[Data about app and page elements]
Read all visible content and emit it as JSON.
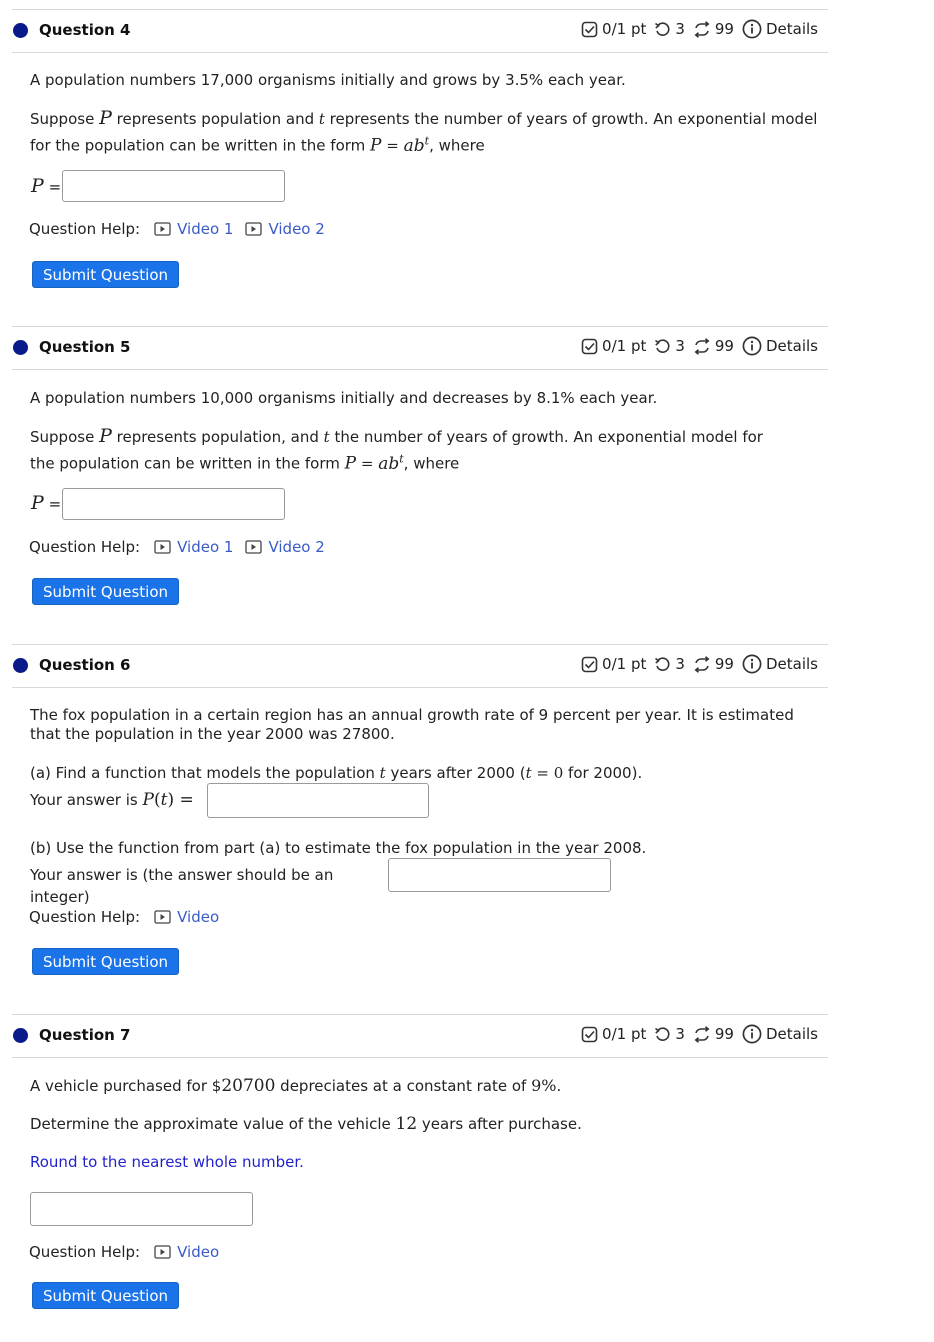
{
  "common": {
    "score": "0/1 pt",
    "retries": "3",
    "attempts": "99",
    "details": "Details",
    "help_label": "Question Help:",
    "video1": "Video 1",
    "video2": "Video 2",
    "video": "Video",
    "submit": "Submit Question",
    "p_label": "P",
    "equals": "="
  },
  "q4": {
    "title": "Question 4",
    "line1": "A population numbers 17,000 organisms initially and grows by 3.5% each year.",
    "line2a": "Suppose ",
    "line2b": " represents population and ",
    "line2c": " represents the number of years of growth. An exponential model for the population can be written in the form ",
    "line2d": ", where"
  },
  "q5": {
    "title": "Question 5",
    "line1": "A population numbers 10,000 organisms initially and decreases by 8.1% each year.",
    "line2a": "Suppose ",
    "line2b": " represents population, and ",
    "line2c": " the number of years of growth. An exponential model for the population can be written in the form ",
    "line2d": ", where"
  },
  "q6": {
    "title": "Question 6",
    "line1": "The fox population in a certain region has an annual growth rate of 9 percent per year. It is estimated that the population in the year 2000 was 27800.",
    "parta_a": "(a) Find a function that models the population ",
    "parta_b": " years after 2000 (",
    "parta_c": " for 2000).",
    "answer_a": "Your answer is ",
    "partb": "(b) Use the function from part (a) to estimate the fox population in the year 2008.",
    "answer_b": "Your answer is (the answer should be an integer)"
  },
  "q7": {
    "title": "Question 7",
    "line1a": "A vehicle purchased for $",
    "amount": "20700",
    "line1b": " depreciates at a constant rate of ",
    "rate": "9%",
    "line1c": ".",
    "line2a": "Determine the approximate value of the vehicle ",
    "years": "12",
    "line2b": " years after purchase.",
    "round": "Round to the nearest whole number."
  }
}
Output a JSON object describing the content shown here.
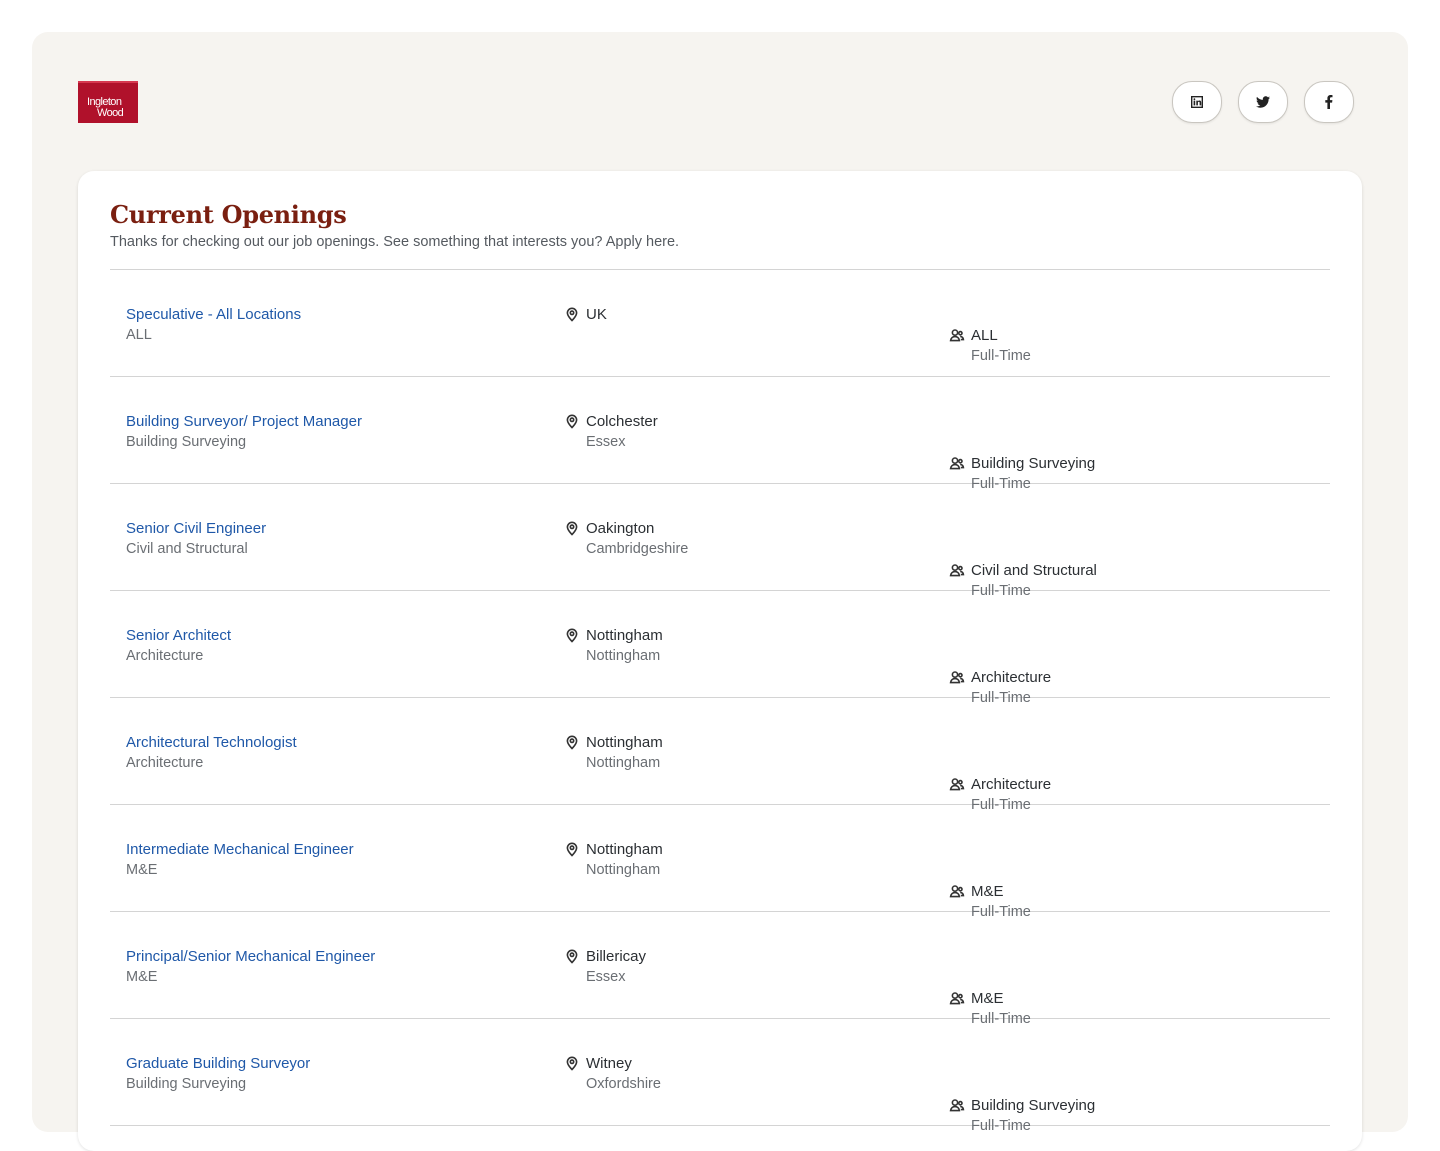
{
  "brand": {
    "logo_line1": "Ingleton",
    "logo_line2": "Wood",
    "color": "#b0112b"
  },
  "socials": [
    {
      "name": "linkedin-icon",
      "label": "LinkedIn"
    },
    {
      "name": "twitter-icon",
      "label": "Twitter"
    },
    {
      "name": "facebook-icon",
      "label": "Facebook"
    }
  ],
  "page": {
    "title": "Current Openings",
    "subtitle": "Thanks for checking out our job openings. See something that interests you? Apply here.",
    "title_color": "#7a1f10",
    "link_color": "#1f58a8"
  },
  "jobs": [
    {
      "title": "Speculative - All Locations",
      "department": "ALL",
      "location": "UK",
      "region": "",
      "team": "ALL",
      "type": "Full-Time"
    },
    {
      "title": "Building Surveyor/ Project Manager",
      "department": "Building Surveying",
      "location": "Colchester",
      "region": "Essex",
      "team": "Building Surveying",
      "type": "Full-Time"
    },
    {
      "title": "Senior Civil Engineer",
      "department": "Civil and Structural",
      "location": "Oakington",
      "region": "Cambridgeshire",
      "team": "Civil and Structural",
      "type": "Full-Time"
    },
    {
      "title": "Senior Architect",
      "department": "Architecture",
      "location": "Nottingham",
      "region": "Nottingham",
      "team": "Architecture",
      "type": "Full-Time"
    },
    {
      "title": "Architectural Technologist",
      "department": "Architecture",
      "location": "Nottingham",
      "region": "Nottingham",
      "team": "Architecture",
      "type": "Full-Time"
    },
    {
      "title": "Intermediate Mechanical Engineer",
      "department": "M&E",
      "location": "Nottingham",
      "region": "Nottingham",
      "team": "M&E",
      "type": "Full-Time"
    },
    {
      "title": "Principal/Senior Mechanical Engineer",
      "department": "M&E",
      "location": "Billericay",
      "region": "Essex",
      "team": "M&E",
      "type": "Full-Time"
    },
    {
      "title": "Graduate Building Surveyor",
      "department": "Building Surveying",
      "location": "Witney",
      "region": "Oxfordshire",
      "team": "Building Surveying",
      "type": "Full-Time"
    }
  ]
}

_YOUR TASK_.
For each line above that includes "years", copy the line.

_EXPECTED ANSWER_.
    "line2c": " represents the number of years of growth. An exponential model for the population can be written in the form ",
    "line2c": " the number of years of growth. An exponential model for the population can be written in the form ",
    "parta_b": " years after 2000 (",
    "years": "12",
    "line2b": " years after purchase.",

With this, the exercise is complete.